Just do it! The more continuous our improvements, the stronger the change muscle, and the easier this gets. In implementation, there are many basic tools that we need such as timelines and status reports. The biggest challenge is persistence. Some of the solutions coming out of Kaizen are defined enough to implement. Others will require additional investigation, cost analysis, and trial. Some of the solutions will not work out the way we expected. This is not failure, just cycles of learning. Some solutions will require more cycles than others. Sure, we would all like to learn faster, but in the end persistence wins the day.
One last note as we look through our process improvement approach, always remember that the improvement must be built back into the CI Framework. The improvement needs to update roles and responsibilities, it needs to include changes to the workflow controls, and it needs to record output for the purpose of review. This provides the process validation and control necessary to lock in the gains and create the groundwork for the next improvement. This must be a part of the solution discussion in the Kaizen. Without it, the CI Framework breaks down and we degrade our ability to do more process improvement; our change muscle atrophies.

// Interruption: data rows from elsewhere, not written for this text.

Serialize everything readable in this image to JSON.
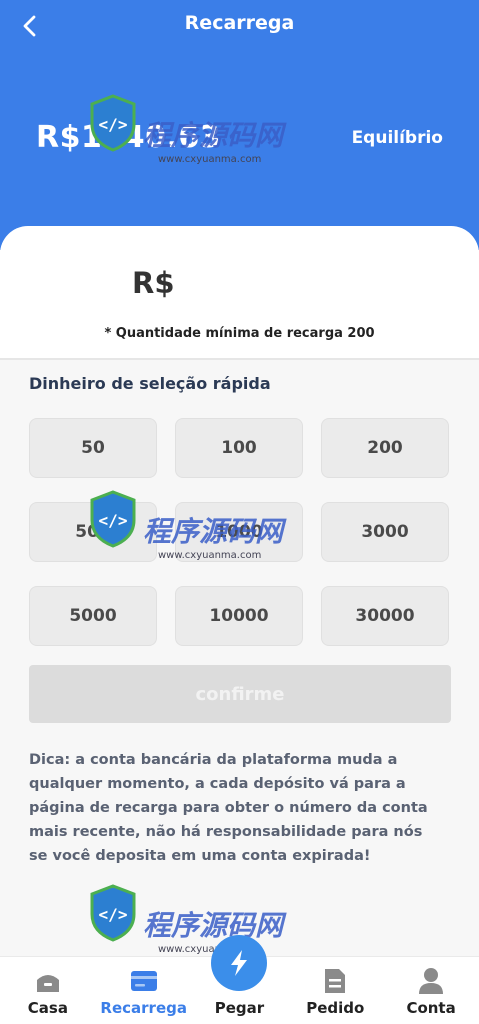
{
  "header": {
    "title": "Recarrega",
    "balance": "R$1340.63",
    "balance_label": "Equilíbrio"
  },
  "recharge": {
    "currency": "R$",
    "min_note": "* Quantidade mínima de recarga 200"
  },
  "quick": {
    "title": "Dinheiro de seleção rápida",
    "amounts": [
      "50",
      "100",
      "200",
      "500",
      "1000",
      "3000",
      "5000",
      "10000",
      "30000"
    ]
  },
  "confirm_label": "confirme",
  "tip": "Dica: a conta bancária da plataforma muda a qualquer momento, a cada depósito vá para a página de recarga para obter o número da conta mais recente, não há responsabilidade para nós se você deposita em uma conta expirada!",
  "tabbar": {
    "items": [
      {
        "label": "Casa",
        "icon": "home-icon"
      },
      {
        "label": "Recarrega",
        "icon": "card-icon"
      },
      {
        "label": "Pegar",
        "icon": "lightning-icon"
      },
      {
        "label": "Pedido",
        "icon": "document-icon"
      },
      {
        "label": "Conta",
        "icon": "user-icon"
      }
    ]
  },
  "watermark": {
    "text": "程序源码网",
    "sub": "www.cxyuanma.com"
  },
  "colors": {
    "accent": "#3b7ee8",
    "button_disabled": "#dcdcdc"
  }
}
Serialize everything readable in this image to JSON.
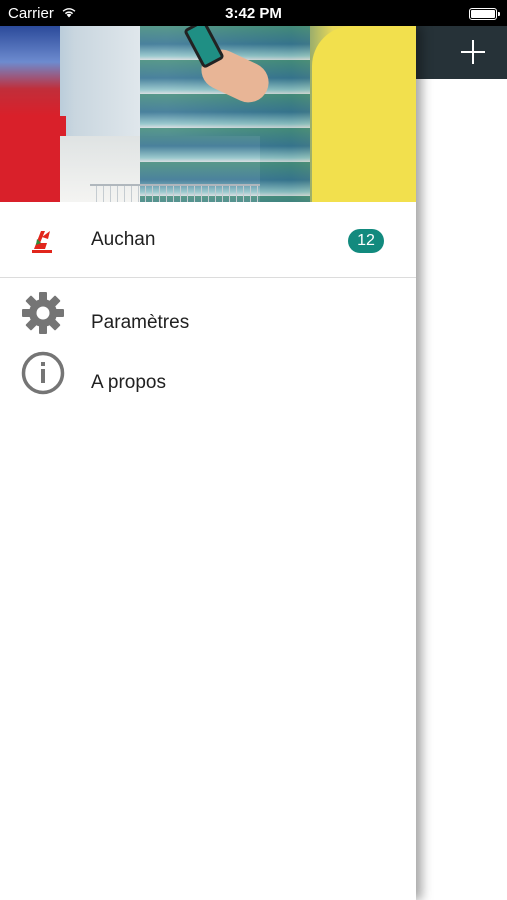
{
  "status_bar": {
    "carrier": "Carrier",
    "time": "3:42 PM"
  },
  "background_toolbar": {
    "color": "#263238",
    "action_icon": "plus-icon"
  },
  "drawer": {
    "items": [
      {
        "label": "Auchan",
        "icon": "auchan-logo",
        "badge": "12",
        "badge_color": "#128a7e"
      },
      {
        "label": "Paramètres",
        "icon": "gear-icon"
      },
      {
        "label": "A propos",
        "icon": "info-icon"
      }
    ]
  }
}
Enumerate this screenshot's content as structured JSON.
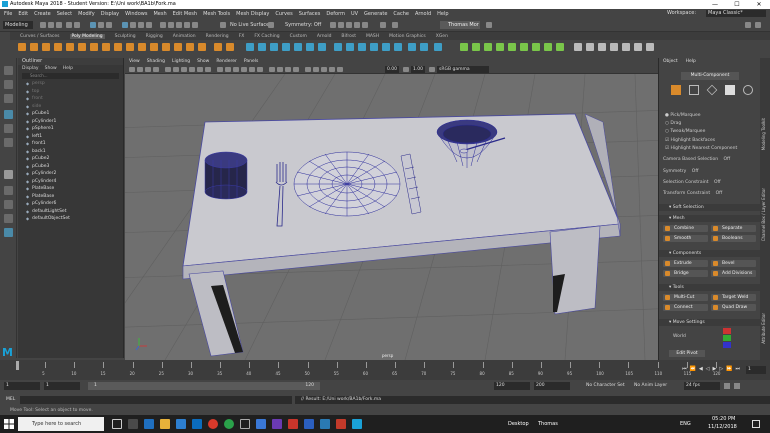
{
  "window": {
    "title": "Autodesk Maya 2018 - Student Version: E:\\Uni work\\BA1b\\Fork.ma"
  },
  "menubar": {
    "items": [
      "File",
      "Edit",
      "Create",
      "Select",
      "Modify",
      "Display",
      "Windows",
      "Mesh",
      "Edit Mesh",
      "Mesh Tools",
      "Mesh Display",
      "Curves",
      "Surfaces",
      "Deform",
      "UV",
      "Generate",
      "Cache",
      "Arnold",
      "Help"
    ],
    "workspace_label": "Workspace:",
    "workspace_value": "Maya Classic*"
  },
  "statusline": {
    "mode": "Modeling",
    "live_surface": "No Live Surface",
    "symmetry": "Symmetry: Off",
    "user": "Thomas Mor"
  },
  "shelf": {
    "tabs": [
      "Curves / Surfaces",
      "Poly Modeling",
      "Sculpting",
      "Rigging",
      "Animation",
      "Rendering",
      "FX",
      "FX Caching",
      "Custom",
      "Arnold",
      "Bifrost",
      "MASH",
      "Motion Graphics",
      "XGen"
    ],
    "active_tab": "Poly Modeling"
  },
  "outliner": {
    "title": "Outliner",
    "menus": [
      "Display",
      "Show",
      "Help"
    ],
    "search_placeholder": "Search...",
    "items": [
      "persp",
      "top",
      "front",
      "side",
      "pCube1",
      "pCylinder1",
      "pSphere1",
      "left1",
      "front1",
      "back1",
      "pCube2",
      "pCube3",
      "pCylinder2",
      "pCylinder4",
      "PlateBase",
      "PlateBase",
      "pCylinder6",
      "defaultLightSet",
      "defaultObjectSet"
    ],
    "dim_items": [
      0,
      1,
      2,
      3
    ]
  },
  "viewport": {
    "menus": [
      "View",
      "Shading",
      "Lighting",
      "Show",
      "Renderer",
      "Panels"
    ],
    "field_a": "0.00",
    "field_b": "1.00",
    "color_space": "sRGB gamma",
    "camera_label": "persp"
  },
  "rightpanel": {
    "tabs": [
      "Object",
      "Help"
    ],
    "title": "Multi-Component",
    "options": [
      "Pick/Marquee",
      "Drag",
      "Tweak/Marquee"
    ],
    "checks": [
      "Highlight Backfaces",
      "Highlight Nearest Component"
    ],
    "camera_based": "Camera Based Selection",
    "camera_based_val": "Off",
    "symmetry": "Symmetry",
    "symmetry_val": "Off",
    "sel_constraint": "Selection Constraint",
    "sel_constraint_val": "Off",
    "xform_constraint": "Transform Constraint",
    "xform_constraint_val": "Off",
    "soft_selection": "Soft Selection",
    "mesh_section": "Mesh",
    "mesh_buttons": [
      "Combine",
      "Separate",
      "Smooth",
      "Booleans"
    ],
    "components_section": "Components",
    "component_buttons": [
      "Extrude",
      "Bevel",
      "Bridge",
      "Add Divisions"
    ],
    "tools_section": "Tools",
    "tool_buttons": [
      "Multi-Cut",
      "Target Weld",
      "Connect",
      "Quad Draw"
    ],
    "move_section": "Move Settings",
    "world_label": "World",
    "edit_pivot": "Edit Pivot"
  },
  "sidetabs": [
    "Modeling Toolkit",
    "Channel Box / Layer Editor",
    "Attribute Editor"
  ],
  "timeline": {
    "ticks": [
      "5",
      "10",
      "15",
      "20",
      "25",
      "30",
      "35",
      "40",
      "45",
      "50",
      "55",
      "60",
      "65",
      "70",
      "75",
      "80",
      "85",
      "90",
      "95",
      "100",
      "105",
      "110",
      "115",
      "120"
    ],
    "current": "1"
  },
  "range": {
    "start": "1",
    "start2": "1",
    "slider_left": "1",
    "slider_right": "120",
    "end": "120",
    "end2": "200",
    "character_set": "No Character Set",
    "anim_layer": "No Anim Layer",
    "fps": "24 fps"
  },
  "cmdline": {
    "label": "MEL",
    "result": "// Result: E:/Uni work/BA1b/Fork.ma"
  },
  "helpline": "Move Tool: Select an object to move.",
  "taskbar": {
    "search_placeholder": "Type here to search",
    "desktop": "Desktop",
    "user": "Thomas",
    "time": "05:20 PM",
    "date": "11/12/2018",
    "lang": "ENG"
  }
}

Process improvement sits atop the CI Framework model. Too often organizations think this is the starting point for continuous improvement when in reality it is the outcome of other structures. For organizations that do this well it is second nature and they struggle to explain it. You can always tell who they are because they are in new office buildings or manufacturing sites with shiny new equipment and smiling people. With the last few articles I hope that I have given my readers ideas on how they can become this type of organization. I can tell you from experience that it is a lot of fun. I have one last topic on this subject that I will cover in the next couple letters. It is the mindset and motivation we need for continuous improvement to work. It is that intangible thing that we so often refer to as culture. It creates the pylons of our CI foundation. They are hard to see and hard to change, but ever so crucial to ongoing success.